Matching cabinet pulls and knobs with faucet fixtures and towel bars can be an effective way to tie different elements of a room together. Photo by Moen.

The right elements in the kitchen and bath help sell a home.

It's no secret to builders that kitchens and baths sell a house. More elusive are the elements and design details that will help sell those kitchens and baths. Keeping up with the latest design trends will help make sure your next spec goes fast, while your next custom job provides homeowner pleasure — and plenty of referrals — for years to come.

Of course, it's often the fixtures you choose that make an impression in these rooms.

"Hardware in a kitchen or bathroom is like jewelry," says Meg Caswell, the home design television personality of HGTV fame. "Everyone notices your jewelry, so you can’t ignore hardware in the kitchen or bath. It's a very important part of the equation."

In fact, according to a recent Houzz.com survey of the home design site's members, 49 percent of homeowners want upgraded fixtures and features. In the bath, that includes rain and multiple showerheads, along with LED showerheads and lighted vanity mirrors. Other preferences included silver-toned, brushed nickel and bronze faucets over gold and brass.

"I always splurge on the faucets and fixtures because not only are the higher-end options beautiful, they are also usually highly functional," says Jenna Pizzigati-Coppola, owner of Pizzigati Designs in New York. "The smaller items like the fixtures, faucets and hardware are also the best way to pick a specific style and stick to it throughout the room."

Matching the built-in sink soap dispenser and cabinet knobs and pulls to the faucets is another favorite subtle move to tie a room together. Moen offers matching elements for many of its fixtures.

Younger homeowners are more likely to go for larger bathrooms with curbless showers without any doors, according to the Houzz Bathroom Trend Study. Designers echo that appeal: "Doorless showers epitomize luxury," says Bobby Vickers, executive vice president of Brennan Enterprises in Dallas. When there are enclosures, frameless glass is now the way to go, as opposed to curtains or glass block. For bath cabinetry, white is the finish of choice, followed by medium and dark wood tones.

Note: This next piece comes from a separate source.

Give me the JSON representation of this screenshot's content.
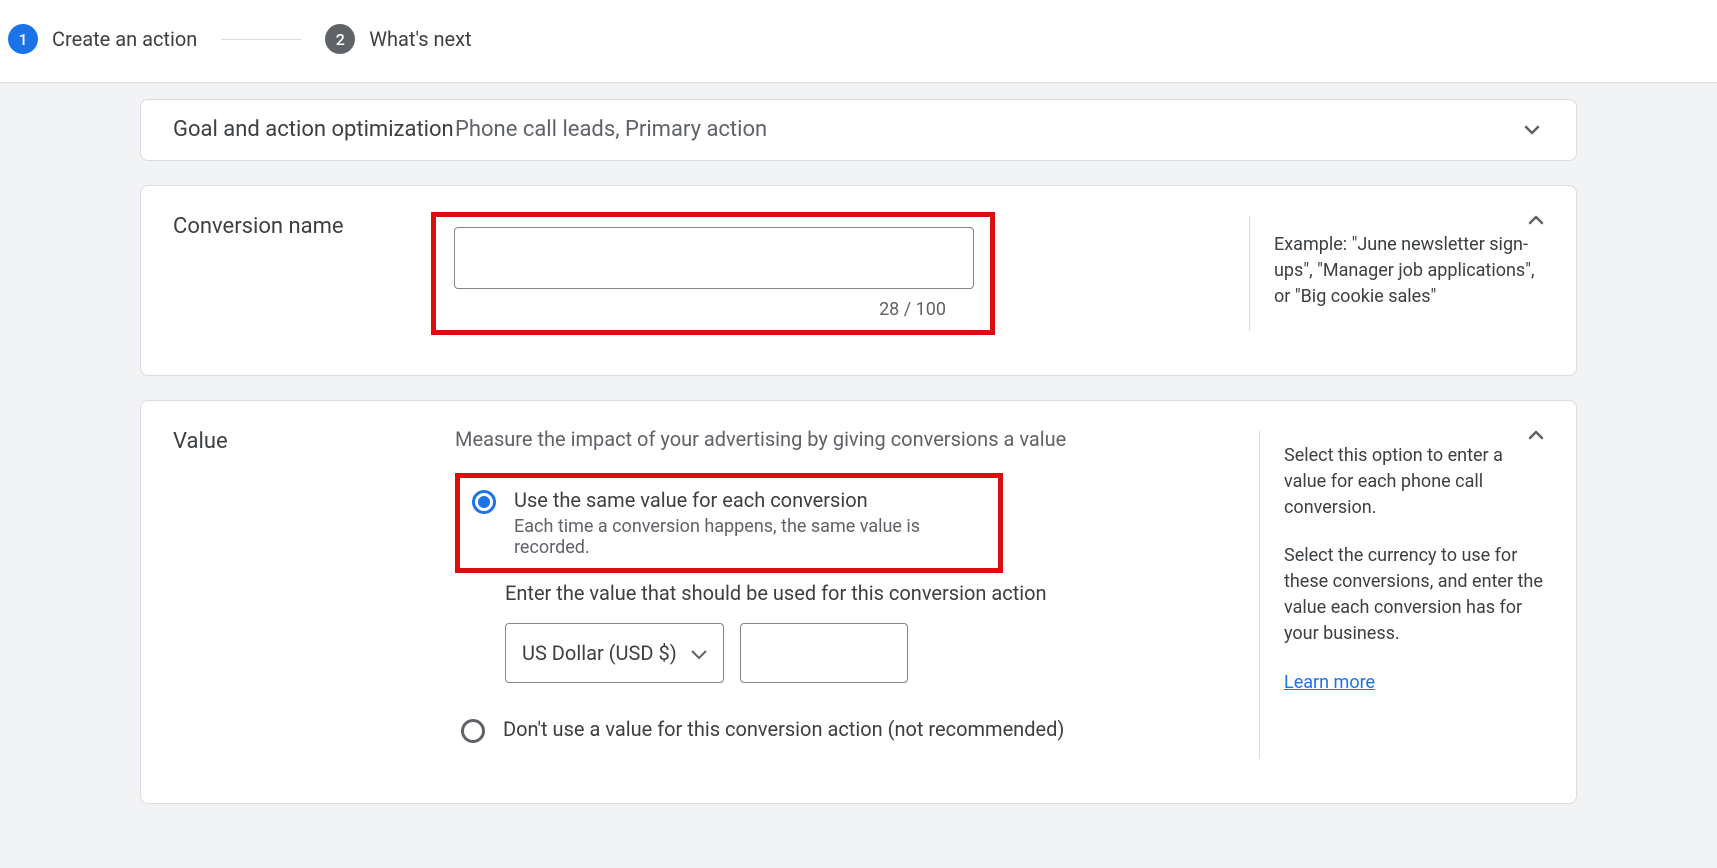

In contrast to the idea that bigger is better in the bath, when it comes to the kitchen, size doesn't matter as much as layout does.

"Most people don't want a larger kitchen, but they do want a feeling of space," according to the Houzz Kitchen Trends Study. "Islands are part of that plan."

In fact, 61 percent of homeowners prefer to have an island in the kitchen, while 77 percent favor kitchens that are open to other rooms. Other favorite elements are still stainless appliances — with more and more homeowners favoring high-end, chef-style stoves, double ovens and induction cooktops — and granite or quartz countertops. For flooring, hardwoods and tile are just about tied as top contenders, while the top materials for backsplashes are tile and glass.